Reform ripples: The role of recontextualization in scaling up
This paper explores how educational interventions impact the districts they are implemented in above and beyond their intended outcomes. We argue that such unplanned “ripple effects”, in which program elements are recontextualized into other settings, are an important aspect of bringing educational interventions to scale. We analyze these phenomena in one Israeli district in which a teacher leadership and professional learning community initiative has been implemented and rapidly scaled up over the past five years. Extensive longitudinal ethnographic data were collected, including participant-observation in schools, professional development workshops, district management meetings and initiative-related events; 75 interviews with teachers and school and district management; and multiple informal conversations. We identify “ripples” in four arenas, and discuss the importance of individuals as mechanisms for transferring ideas across contexts, the role of ripples in advancing the initiative’s ethos, and the ripples’ long-term sustainability. Our findings suggest more attention should be paid to the impact of educational reforms on meaningful change beyond their original aims and settings.

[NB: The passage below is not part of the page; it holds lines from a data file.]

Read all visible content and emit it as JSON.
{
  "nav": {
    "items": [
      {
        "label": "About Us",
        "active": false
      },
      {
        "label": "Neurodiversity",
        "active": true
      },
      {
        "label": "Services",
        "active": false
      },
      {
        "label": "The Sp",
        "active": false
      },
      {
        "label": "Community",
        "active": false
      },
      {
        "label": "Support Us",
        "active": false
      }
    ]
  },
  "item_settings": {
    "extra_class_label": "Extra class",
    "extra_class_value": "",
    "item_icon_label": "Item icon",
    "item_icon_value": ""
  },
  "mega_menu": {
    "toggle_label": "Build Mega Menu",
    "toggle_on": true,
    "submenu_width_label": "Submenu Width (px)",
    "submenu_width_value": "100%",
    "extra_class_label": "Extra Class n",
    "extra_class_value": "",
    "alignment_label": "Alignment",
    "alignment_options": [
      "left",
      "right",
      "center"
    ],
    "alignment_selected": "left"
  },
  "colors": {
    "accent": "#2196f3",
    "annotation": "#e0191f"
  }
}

Alongside possible affordances these ripple effects have in the scaling up process, careful consideration should be given to their latent disadvantages, such as obscuring the program’s primary agenda.